What could be my problem?
Peroneal tendons run on the outside of the ankle just behind the bone called the fibula to the outside edge of the foot to the base of the fifth metatarsal. When peroneal tendonitis occurs there is enlargement and thickening with swelling of the tendon.
What causes Peroneal Tendonitis?
- Usually the result of overuse due to repetitive activity that irritates the tendon over long periods of time.
- Improper athletic training or rapid increases in training
- Improper footwear
- People with a hind foot various posture, where the heel is slightly turned inwards requiring the peroneal tendons to work harder
When to see a doctor for foot pain that could be Peroneal Tendonitis:
- If you have pain and swelling around the outer edge of the foot and/or the back of the ankle.
If I have Peroneal Tendonitis, what are my treatment options?
- Ankle brace
- Walking boot
- Custom orthotics for hind foot various deformity
- Proper footwear to support the foot structure
- Physical therapy
If foot and/or ankle pain continues after four to six weeks of conservative treatment, one or more of the following surgical procedures may be indicated for proper healing:
- An incision is made along the outside of your foot or ankle, the foot surgeon opens the sheath surrounding your peroneal tendons and inspects the tendons for any tears. If less than 50% of the tendon has tears running through it the tendon tissue usually can be sewn back together with sutures.
- If more than 50% of the tendon is torn or frayed then your surgeon generally performs a procedure called tenodesis. The damaged portion of the tendon is cut away and the remaining portion is sutured to the other peroneal tendon next to it.
In cases where the tendon has dislocated, the tissue that typically holds your peroneal tendons in the tunnel behind your fibula is loose.
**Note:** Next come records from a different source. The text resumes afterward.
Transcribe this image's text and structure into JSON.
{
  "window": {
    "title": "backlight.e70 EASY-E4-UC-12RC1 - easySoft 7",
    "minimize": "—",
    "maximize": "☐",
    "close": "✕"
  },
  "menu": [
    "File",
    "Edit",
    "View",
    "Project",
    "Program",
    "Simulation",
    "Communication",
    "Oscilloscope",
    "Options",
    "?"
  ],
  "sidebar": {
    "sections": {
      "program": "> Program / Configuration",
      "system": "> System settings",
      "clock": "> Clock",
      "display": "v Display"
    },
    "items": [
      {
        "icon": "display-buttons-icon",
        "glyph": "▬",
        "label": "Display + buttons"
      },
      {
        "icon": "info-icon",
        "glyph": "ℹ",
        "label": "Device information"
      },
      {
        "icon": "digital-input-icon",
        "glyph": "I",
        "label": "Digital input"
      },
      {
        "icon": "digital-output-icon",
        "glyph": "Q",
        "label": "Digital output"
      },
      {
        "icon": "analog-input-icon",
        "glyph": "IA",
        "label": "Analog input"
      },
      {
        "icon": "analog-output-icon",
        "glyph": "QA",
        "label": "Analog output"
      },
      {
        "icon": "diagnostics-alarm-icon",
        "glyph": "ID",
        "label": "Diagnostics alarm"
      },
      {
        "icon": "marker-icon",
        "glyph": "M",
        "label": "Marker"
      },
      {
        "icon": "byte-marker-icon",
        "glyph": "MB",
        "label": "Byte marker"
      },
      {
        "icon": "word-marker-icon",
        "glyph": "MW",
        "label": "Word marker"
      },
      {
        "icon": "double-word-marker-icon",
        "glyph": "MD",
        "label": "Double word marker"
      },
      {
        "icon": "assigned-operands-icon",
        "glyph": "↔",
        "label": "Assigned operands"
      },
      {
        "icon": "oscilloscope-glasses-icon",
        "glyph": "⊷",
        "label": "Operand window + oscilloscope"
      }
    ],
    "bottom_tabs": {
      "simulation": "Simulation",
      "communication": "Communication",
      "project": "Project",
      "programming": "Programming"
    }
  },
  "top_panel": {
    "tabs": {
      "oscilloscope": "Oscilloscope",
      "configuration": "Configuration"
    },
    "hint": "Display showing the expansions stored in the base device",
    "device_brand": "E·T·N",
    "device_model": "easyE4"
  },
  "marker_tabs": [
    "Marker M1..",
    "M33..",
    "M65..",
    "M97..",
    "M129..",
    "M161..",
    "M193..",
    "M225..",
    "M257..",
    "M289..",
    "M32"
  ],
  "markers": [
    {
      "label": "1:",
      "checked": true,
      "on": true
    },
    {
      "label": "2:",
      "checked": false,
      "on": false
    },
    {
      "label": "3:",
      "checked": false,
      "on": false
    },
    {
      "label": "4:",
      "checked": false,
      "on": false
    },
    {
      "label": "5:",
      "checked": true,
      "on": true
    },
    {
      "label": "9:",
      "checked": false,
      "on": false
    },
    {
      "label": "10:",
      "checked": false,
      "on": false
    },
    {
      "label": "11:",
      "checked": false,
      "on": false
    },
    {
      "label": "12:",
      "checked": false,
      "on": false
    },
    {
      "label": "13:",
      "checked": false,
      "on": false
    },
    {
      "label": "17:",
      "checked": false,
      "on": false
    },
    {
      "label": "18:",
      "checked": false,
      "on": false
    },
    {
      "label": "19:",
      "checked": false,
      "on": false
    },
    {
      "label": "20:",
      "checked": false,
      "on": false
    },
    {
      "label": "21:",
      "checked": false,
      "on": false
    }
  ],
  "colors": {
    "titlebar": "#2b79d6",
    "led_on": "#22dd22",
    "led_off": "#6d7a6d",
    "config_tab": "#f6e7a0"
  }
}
Suturing this tissue (retinaculuar) back to itself can tighten the tendon tunnel. A tighter tunnel helps prevent further tendon dislocations.